TASK REQUIREMENTS
Please retype each record exactly as it stands below.
──────────────────────────────
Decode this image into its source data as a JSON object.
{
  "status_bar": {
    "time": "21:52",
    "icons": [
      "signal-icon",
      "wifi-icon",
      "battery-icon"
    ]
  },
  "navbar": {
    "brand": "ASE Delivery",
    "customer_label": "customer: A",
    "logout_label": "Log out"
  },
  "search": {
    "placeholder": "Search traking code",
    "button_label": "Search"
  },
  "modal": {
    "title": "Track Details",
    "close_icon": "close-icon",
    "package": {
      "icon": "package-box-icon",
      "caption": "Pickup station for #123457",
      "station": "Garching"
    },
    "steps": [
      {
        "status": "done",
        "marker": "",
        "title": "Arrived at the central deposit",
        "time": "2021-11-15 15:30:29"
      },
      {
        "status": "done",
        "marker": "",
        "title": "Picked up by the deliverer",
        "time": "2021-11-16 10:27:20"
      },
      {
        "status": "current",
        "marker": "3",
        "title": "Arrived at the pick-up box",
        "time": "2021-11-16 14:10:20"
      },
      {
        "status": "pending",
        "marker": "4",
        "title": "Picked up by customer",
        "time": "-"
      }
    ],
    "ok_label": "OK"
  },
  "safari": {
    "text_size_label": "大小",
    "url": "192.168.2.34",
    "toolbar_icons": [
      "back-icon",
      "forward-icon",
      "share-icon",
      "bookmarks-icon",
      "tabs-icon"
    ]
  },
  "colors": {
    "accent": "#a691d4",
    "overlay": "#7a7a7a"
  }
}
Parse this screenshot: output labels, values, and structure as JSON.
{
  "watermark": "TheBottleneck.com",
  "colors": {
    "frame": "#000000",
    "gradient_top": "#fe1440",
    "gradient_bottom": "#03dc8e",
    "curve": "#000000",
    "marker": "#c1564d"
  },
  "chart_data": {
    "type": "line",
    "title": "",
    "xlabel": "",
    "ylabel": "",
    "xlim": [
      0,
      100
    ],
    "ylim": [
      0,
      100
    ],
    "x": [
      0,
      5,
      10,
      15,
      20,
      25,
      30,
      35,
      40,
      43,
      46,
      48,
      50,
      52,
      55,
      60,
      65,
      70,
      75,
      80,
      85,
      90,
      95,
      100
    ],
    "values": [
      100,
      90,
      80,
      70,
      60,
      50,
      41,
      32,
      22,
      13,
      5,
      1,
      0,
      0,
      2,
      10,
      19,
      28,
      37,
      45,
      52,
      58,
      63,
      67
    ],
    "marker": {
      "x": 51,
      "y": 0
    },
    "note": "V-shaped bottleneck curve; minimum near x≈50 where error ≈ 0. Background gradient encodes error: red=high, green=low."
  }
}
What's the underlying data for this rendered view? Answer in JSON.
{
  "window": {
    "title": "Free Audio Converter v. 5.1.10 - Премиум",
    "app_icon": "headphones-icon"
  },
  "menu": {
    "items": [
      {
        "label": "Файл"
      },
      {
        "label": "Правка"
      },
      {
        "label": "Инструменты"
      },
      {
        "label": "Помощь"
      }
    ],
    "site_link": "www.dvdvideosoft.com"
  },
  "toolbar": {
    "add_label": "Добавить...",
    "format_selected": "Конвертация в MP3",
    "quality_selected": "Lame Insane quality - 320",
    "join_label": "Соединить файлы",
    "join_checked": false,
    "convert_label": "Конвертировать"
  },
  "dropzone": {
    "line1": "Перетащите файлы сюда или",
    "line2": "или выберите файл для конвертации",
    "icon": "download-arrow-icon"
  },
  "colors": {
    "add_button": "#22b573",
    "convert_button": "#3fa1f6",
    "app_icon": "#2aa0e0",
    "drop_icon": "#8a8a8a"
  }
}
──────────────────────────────
RESPONSE FOR THIS EXERCISE
Decode this image into its source data as a JSON object.
{
  "status_bar": {
    "time": "21:52",
    "icons": [
      "signal-icon",
      "wifi-icon",
      "battery-icon"
    ]
  },
  "navbar": {
    "brand": "ASE Delivery",
    "customer_label": "customer: A",
    "logout_label": "Log out"
  },
  "search": {
    "placeholder": "Search traking code",
    "button_label": "Search"
  },
  "modal": {
    "title": "Track Details",
    "close_icon": "close-icon",
    "package": {
      "icon": "package-box-icon",
      "caption": "Pickup station for #123457",
      "station": "Garching"
    },
    "steps": [
      {
        "status": "done",
        "marker": "",
        "title": "Arrived at the central deposit",
        "time": "2021-11-15 15:30:29"
      },
      {
        "status": "done",
        "marker": "",
        "title": "Picked up by the deliverer",
        "time": "2021-11-16 10:27:20"
      },
      {
        "status": "current",
        "marker": "3",
        "title": "Arrived at the pick-up box",
        "time": "2021-11-16 14:10:20"
      },
      {
        "status": "pending",
        "marker": "4",
        "title": "Picked up by customer",
        "time": "-"
      }
    ],
    "ok_label": "OK"
  },
  "safari": {
    "text_size_label": "大小",
    "url": "192.168.2.34",
    "toolbar_icons": [
      "back-icon",
      "forward-icon",
      "share-icon",
      "bookmarks-icon",
      "tabs-icon"
    ]
  },
  "colors": {
    "accent": "#a691d4",
    "overlay": "#7a7a7a"
  }
}
Parse this screenshot: output labels, values, and structure as JSON.
{
  "watermark": "TheBottleneck.com",
  "colors": {
    "frame": "#000000",
    "gradient_top": "#fe1440",
    "gradient_bottom": "#03dc8e",
    "curve": "#000000",
    "marker": "#c1564d"
  },
  "chart_data": {
    "type": "line",
    "title": "",
    "xlabel": "",
    "ylabel": "",
    "xlim": [
      0,
      100
    ],
    "ylim": [
      0,
      100
    ],
    "x": [
      0,
      5,
      10,
      15,
      20,
      25,
      30,
      35,
      40,
      43,
      46,
      48,
      50,
      52,
      55,
      60,
      65,
      70,
      75,
      80,
      85,
      90,
      95,
      100
    ],
    "values": [
      100,
      90,
      80,
      70,
      60,
      50,
      41,
      32,
      22,
      13,
      5,
      1,
      0,
      0,
      2,
      10,
      19,
      28,
      37,
      45,
      52,
      58,
      63,
      67
    ],
    "marker": {
      "x": 51,
      "y": 0
    },
    "note": "V-shaped bottleneck curve; minimum near x≈50 where error ≈ 0. Background gradient encodes error: red=high, green=low."
  }
}
What's the underlying data for this rendered view? Answer in JSON.
{
  "window": {
    "title": "Free Audio Converter v. 5.1.10 - Премиум",
    "app_icon": "headphones-icon"
  },
  "menu": {
    "items": [
      {
        "label": "Файл"
      },
      {
        "label": "Правка"
      },
      {
        "label": "Инструменты"
      },
      {
        "label": "Помощь"
      }
    ],
    "site_link": "www.dvdvideosoft.com"
  },
  "toolbar": {
    "add_label": "Добавить...",
    "format_selected": "Конвертация в MP3",
    "quality_selected": "Lame Insane quality - 320",
    "join_label": "Соединить файлы",
    "join_checked": false,
    "convert_label": "Конвертировать"
  },
  "dropzone": {
    "line1": "Перетащите файлы сюда или",
    "line2": "или выберите файл для конвертации",
    "icon": "download-arrow-icon"
  },
  "colors": {
    "add_button": "#22b573",
    "convert_button": "#3fa1f6",
    "app_icon": "#2aa0e0",
    "drop_icon": "#8a8a8a"
  }
}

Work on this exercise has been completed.